Yury explained that Bulba Ventures is similar to business angels: participating in the startup’s life help with networking and frequently also with some engineering nuances. From time to time Yuri provides personal guidance for startups.

YM: We actively participate in the lives of startups that need it.

I also asked about blockchain-based startups investments.

YM: We stopped reviewing blockchain startups for now. At the moment there’s a big signal-to-noise ratio in this sphere. Firstly there are many scammers, secondly there are many incompetent startups. Between those that remain we see startups that make worthwhile things, but then there are legal regulations. Another issue is changing attitude towards these startups in the society. Moreover, the core value of many blockchain-startups is that something was made in traditional way and now it is made with blockchain. We review only those startups where machine learning is the core value. And when the core value is in machine learning, minimal viable product can be made without blockchain.

Igor Ryabenkiy, founder and managing partner of AltaIR Capital, shows more trust in blockchain projects industry.

IR: We choose projects that have the potential of becoming global in one market or worldwide. Because blockchain is a technology with the first phase of maturity, we found it quite perspective and, therefore, have been working with it for some years now. We also have a specific department that works with blockchain.

His team uses the following principles when making a choice among blockchain projects.

  1. We are interested in those who understand both the technological and business part of implementing blockchain into a specific business as an infrastructure or as an applied solution.
  2. These people not only need to understand the business, but also to know how to do it,  which steps to take in future. It doesn’t mean they will do it this way, but they have to have a vision.
  3. We chose those who don’t see blockchain as the latest fashion. It is an weighted decision that helps to widen one’s horizon, grow the market and make the project more effective.

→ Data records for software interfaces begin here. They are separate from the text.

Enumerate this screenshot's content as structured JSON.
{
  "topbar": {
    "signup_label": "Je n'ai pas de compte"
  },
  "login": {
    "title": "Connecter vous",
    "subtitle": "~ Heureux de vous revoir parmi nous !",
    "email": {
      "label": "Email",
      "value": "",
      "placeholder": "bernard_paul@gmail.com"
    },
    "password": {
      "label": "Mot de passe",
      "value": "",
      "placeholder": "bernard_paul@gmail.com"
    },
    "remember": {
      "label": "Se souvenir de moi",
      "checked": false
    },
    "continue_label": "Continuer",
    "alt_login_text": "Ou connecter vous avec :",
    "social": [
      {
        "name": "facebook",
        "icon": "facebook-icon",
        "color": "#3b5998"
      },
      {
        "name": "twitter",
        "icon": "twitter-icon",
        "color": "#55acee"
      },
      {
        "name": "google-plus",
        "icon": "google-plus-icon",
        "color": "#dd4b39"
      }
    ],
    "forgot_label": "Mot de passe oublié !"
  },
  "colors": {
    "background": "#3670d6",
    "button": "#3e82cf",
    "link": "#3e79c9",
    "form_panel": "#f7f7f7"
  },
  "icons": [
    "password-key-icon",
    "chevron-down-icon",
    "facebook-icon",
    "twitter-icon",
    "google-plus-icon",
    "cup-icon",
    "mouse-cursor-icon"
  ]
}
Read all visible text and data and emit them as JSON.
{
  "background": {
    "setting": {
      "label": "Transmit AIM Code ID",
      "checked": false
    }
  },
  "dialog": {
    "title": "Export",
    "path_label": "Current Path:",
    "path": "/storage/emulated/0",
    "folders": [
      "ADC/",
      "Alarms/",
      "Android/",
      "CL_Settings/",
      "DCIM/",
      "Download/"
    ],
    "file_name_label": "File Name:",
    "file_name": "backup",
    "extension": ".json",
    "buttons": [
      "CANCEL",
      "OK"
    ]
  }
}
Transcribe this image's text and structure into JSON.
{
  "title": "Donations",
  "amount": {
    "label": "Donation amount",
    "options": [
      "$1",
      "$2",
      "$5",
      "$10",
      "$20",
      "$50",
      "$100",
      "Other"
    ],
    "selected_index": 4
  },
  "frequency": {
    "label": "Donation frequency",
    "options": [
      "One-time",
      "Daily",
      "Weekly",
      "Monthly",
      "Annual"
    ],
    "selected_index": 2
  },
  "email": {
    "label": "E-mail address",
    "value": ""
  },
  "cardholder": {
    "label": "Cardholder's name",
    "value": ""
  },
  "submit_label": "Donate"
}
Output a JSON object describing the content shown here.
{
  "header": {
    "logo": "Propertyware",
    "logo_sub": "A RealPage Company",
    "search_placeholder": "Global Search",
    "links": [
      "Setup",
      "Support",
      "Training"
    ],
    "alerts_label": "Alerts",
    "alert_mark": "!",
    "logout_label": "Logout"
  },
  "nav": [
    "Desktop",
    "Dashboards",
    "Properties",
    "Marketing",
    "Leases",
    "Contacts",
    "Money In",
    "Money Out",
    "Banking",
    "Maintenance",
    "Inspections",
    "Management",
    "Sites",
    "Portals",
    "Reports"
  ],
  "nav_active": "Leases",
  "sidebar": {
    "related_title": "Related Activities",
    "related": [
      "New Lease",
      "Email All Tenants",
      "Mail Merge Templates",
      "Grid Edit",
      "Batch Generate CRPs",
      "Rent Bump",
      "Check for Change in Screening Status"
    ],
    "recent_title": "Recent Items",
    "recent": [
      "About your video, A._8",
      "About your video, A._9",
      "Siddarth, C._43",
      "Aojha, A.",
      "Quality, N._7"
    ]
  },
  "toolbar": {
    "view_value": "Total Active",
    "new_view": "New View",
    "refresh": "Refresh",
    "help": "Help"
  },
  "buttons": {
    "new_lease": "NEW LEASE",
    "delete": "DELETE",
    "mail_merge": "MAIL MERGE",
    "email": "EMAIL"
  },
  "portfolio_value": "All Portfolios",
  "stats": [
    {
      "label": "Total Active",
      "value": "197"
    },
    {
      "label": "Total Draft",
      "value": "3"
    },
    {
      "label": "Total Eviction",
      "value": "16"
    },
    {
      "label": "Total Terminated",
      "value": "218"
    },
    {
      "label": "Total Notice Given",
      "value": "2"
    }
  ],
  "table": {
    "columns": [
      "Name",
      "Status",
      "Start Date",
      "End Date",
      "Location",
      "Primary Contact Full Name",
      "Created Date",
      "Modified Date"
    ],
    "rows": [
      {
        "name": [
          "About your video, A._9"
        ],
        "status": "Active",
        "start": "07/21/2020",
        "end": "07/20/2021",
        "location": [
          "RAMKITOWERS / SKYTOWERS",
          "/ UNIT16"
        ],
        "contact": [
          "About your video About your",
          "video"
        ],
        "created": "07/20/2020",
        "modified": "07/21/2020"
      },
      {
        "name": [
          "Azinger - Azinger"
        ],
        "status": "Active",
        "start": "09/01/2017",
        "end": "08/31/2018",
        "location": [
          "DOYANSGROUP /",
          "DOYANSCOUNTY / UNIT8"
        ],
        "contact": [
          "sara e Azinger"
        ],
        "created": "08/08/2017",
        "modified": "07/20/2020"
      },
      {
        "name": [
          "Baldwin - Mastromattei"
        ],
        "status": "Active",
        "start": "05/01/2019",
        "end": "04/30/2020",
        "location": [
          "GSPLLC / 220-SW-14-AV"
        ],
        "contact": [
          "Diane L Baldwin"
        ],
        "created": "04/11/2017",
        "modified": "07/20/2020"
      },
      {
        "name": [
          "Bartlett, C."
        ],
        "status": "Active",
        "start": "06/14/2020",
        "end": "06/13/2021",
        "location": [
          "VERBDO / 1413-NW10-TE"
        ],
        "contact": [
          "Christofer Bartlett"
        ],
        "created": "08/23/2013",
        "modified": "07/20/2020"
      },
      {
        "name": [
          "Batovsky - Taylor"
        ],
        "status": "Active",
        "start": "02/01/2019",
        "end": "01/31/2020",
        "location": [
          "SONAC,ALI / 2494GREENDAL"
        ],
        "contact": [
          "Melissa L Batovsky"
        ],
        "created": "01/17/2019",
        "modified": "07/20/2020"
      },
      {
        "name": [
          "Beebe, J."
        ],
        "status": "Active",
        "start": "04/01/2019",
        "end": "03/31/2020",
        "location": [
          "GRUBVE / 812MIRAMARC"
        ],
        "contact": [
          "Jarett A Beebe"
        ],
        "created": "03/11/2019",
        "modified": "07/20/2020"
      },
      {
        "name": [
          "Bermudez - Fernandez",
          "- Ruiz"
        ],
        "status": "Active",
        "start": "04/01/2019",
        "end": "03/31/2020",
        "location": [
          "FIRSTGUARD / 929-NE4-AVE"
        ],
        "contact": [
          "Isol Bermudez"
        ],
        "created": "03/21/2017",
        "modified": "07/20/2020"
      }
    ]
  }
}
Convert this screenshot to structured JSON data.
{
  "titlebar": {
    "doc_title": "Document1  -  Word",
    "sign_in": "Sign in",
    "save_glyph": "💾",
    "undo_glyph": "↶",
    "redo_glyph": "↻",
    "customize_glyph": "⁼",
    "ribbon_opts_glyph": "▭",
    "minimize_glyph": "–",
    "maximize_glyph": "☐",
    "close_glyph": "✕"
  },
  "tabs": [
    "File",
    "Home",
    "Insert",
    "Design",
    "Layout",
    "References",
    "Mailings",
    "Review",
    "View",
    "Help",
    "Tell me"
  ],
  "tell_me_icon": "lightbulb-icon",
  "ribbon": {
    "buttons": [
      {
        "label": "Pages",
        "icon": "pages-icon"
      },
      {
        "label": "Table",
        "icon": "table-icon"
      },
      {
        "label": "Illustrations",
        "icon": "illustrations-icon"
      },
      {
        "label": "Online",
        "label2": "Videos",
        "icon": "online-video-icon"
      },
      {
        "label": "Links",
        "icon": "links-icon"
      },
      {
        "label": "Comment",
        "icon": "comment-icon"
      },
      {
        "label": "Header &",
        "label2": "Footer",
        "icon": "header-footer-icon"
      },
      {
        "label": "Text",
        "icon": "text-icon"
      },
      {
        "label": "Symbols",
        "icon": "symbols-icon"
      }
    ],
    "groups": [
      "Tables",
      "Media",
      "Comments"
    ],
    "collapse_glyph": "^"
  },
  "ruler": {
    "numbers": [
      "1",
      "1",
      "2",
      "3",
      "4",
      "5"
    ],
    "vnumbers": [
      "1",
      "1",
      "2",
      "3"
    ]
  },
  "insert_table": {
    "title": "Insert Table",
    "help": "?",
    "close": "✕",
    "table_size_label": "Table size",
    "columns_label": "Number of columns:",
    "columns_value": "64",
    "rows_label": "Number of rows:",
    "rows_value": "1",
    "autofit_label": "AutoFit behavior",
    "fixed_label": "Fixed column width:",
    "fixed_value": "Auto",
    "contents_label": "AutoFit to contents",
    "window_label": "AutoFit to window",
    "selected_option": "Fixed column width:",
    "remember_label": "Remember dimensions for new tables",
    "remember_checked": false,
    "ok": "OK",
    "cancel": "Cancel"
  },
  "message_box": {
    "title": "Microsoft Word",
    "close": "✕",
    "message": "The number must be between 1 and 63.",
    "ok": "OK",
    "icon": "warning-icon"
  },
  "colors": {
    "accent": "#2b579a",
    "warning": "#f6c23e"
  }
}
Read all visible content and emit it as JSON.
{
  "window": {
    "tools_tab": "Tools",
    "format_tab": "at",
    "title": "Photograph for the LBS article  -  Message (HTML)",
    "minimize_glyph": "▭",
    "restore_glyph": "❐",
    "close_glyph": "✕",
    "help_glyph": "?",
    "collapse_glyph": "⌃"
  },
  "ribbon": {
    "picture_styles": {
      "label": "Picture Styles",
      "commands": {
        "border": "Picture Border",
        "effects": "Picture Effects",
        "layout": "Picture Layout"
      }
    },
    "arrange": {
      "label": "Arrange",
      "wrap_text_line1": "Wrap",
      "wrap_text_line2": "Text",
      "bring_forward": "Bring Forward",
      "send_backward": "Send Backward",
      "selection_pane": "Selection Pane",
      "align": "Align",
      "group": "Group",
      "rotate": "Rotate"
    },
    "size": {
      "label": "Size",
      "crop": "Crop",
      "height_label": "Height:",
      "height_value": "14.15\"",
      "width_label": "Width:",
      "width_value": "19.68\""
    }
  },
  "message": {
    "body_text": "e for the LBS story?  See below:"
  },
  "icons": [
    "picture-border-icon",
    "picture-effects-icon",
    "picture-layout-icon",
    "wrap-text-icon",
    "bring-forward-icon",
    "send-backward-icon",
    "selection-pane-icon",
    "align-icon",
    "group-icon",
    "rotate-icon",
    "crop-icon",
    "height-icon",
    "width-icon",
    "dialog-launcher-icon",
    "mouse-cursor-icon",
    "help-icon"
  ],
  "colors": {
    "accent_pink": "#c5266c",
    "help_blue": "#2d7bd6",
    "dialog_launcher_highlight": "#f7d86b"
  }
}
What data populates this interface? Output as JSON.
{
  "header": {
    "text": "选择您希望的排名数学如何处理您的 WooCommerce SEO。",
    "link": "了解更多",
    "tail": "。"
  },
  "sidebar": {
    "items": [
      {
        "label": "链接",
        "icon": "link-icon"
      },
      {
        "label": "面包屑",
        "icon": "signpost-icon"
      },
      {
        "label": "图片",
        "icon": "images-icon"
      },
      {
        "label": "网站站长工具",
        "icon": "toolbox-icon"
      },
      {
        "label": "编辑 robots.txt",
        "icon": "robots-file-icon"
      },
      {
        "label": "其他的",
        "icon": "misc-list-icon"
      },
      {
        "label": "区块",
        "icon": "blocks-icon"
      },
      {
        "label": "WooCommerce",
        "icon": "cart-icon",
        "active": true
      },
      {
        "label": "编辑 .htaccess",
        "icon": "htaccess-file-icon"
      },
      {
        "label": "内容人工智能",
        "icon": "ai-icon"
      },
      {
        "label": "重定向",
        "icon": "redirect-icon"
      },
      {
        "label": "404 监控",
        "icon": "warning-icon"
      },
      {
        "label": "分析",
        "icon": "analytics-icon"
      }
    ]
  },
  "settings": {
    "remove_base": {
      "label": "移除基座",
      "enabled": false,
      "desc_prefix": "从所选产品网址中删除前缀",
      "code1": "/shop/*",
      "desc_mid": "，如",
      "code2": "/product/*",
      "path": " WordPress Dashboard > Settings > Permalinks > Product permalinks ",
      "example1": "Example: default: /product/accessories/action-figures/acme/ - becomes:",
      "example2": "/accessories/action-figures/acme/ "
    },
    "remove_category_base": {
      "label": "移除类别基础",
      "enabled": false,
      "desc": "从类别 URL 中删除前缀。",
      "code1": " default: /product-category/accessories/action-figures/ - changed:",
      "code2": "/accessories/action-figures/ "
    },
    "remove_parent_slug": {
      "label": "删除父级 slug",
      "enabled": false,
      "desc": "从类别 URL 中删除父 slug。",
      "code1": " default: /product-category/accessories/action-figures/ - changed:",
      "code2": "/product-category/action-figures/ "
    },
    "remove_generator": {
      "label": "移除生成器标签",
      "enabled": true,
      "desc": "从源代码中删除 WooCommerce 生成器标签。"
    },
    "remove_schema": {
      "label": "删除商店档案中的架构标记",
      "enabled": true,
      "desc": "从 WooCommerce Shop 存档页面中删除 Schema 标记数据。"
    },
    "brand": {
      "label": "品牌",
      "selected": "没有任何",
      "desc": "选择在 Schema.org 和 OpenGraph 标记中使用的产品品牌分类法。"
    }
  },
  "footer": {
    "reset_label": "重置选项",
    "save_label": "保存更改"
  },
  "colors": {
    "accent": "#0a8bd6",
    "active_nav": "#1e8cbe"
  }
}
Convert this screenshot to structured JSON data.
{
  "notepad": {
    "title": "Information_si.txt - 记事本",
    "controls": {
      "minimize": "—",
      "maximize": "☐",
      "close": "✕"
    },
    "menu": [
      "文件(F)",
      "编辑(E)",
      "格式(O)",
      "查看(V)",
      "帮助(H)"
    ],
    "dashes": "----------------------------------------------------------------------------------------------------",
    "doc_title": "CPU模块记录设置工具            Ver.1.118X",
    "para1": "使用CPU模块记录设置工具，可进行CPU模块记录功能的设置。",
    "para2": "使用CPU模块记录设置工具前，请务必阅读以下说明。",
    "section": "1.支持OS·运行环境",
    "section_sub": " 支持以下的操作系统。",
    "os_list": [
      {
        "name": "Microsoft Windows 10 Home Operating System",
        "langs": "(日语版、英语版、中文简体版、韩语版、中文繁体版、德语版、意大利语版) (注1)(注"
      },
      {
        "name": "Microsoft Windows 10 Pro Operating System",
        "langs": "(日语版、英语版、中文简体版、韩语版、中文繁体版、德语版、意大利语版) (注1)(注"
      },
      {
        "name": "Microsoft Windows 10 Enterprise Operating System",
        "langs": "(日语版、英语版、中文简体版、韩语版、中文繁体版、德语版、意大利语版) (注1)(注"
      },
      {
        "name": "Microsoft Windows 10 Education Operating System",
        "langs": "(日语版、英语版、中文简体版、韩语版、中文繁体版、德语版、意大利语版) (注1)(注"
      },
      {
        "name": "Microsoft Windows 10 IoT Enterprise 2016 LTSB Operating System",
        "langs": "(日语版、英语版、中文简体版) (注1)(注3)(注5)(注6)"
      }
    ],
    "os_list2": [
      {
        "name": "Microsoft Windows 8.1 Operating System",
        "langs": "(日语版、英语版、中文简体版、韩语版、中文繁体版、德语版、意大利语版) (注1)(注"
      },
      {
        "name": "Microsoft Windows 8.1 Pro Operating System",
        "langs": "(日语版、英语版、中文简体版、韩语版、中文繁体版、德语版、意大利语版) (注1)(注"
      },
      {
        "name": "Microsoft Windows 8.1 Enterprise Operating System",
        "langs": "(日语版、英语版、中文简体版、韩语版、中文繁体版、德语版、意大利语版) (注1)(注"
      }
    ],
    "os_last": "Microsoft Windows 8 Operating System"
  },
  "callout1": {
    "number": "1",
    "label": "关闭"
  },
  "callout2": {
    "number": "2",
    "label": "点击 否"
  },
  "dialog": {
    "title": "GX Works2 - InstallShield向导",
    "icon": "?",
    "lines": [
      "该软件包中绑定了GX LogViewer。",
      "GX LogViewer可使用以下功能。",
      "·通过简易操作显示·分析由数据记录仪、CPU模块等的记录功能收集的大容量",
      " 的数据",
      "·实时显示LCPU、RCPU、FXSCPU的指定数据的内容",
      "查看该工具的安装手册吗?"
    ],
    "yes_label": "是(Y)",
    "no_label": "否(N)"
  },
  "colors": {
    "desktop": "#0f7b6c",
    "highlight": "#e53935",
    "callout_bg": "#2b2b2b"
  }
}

Igor shared some of the projects he trusts and invests in. Video on Demand is a project that helps structurize and optimize the work from creators and right holders to spectators, raises the affinity, help the film “find” its spectator. There is also another project in the works that makes security measures for IoT devices. At first it wasn’t connected to blockchain, but as the customer base expanded, blockchain seemed like the best solution to provide transparency and decentralization. Igor mentions a huge number of scams, yet still keeps being quite positive about looking into the future.

IR: Blockchain is a good technology and it will be valued… But it isn’t the highest point of development, ain’t no need to praise it.